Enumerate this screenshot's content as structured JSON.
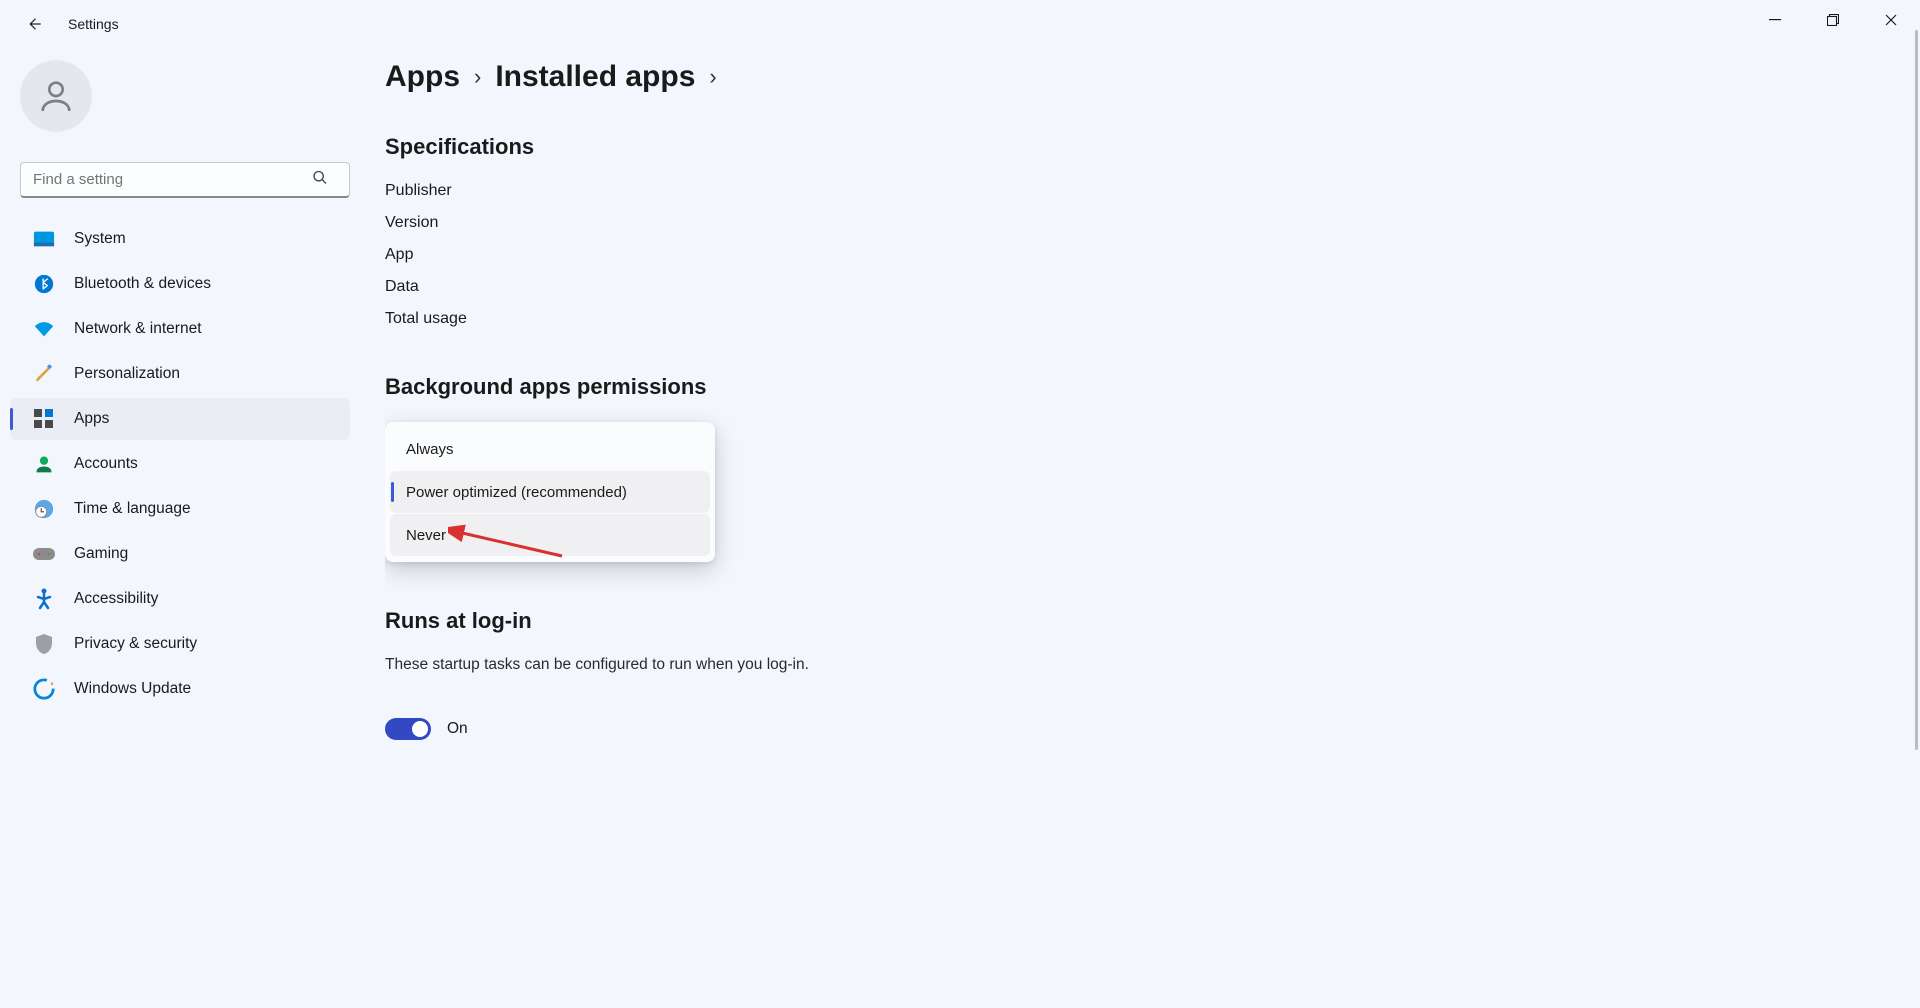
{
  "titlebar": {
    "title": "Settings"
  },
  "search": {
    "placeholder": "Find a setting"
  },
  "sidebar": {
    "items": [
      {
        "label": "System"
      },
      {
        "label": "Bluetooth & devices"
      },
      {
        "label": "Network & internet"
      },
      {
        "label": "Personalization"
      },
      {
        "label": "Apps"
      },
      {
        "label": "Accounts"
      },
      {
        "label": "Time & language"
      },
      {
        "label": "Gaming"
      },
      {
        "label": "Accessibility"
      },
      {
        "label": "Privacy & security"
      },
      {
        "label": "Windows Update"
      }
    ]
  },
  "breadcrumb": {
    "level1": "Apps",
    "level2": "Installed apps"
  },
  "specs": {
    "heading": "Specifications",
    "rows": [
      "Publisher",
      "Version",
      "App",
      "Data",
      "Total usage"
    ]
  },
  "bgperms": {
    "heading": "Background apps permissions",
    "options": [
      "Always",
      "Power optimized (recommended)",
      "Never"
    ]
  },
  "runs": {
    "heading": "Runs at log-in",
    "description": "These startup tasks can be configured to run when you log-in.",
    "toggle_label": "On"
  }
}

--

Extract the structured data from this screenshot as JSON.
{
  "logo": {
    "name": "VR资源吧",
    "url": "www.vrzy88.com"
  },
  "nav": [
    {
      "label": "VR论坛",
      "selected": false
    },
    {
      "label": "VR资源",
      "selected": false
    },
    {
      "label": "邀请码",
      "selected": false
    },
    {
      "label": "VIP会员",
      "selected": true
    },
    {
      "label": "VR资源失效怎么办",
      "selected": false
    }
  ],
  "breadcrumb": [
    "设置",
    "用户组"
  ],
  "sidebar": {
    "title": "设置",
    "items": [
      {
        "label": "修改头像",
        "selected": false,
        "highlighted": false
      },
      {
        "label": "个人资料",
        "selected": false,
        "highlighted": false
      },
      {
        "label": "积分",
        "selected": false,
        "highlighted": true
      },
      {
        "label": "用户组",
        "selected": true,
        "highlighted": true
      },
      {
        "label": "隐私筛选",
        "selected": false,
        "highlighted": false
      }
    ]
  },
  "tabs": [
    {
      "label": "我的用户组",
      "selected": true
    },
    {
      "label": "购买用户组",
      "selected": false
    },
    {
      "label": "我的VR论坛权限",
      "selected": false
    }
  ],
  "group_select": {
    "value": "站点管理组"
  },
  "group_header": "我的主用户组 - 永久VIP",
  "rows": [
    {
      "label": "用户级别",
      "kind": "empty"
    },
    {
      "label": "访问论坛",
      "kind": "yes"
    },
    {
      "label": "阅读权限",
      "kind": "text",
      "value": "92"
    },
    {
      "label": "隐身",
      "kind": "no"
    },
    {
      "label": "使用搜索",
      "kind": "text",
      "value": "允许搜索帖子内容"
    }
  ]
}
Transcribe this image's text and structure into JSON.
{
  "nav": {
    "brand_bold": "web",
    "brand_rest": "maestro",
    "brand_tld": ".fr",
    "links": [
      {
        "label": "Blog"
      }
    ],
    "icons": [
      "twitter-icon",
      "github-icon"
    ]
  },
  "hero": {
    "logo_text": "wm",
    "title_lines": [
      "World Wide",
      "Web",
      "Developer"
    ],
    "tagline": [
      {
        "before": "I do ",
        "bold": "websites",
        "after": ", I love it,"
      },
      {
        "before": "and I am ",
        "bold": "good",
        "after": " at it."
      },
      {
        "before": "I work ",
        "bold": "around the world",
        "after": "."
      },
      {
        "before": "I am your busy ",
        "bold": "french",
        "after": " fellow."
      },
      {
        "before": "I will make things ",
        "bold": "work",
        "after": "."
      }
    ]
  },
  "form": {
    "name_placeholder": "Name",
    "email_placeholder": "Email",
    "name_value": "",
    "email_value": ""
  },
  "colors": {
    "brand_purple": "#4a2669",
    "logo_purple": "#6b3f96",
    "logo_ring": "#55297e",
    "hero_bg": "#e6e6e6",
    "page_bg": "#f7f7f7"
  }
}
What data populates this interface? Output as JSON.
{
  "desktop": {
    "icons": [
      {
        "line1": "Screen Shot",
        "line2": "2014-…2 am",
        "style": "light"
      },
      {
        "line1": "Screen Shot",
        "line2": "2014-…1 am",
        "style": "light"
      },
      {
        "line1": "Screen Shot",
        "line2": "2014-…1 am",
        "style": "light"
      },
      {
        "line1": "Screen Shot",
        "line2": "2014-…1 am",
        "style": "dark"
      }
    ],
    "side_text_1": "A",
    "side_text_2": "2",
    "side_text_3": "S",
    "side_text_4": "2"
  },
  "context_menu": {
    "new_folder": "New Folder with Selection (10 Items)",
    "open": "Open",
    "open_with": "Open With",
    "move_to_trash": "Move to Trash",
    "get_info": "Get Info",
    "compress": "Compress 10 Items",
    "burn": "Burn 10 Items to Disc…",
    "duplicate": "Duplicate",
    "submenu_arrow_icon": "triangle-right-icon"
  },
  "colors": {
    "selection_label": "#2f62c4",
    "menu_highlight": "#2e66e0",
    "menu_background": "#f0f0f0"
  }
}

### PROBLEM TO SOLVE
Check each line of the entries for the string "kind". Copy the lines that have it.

### OUTPUT OF THE EXERCISE
      "kind": "empty"
      "kind": "yes"
      "kind": "text",
      "kind": "no"
      "kind": "text",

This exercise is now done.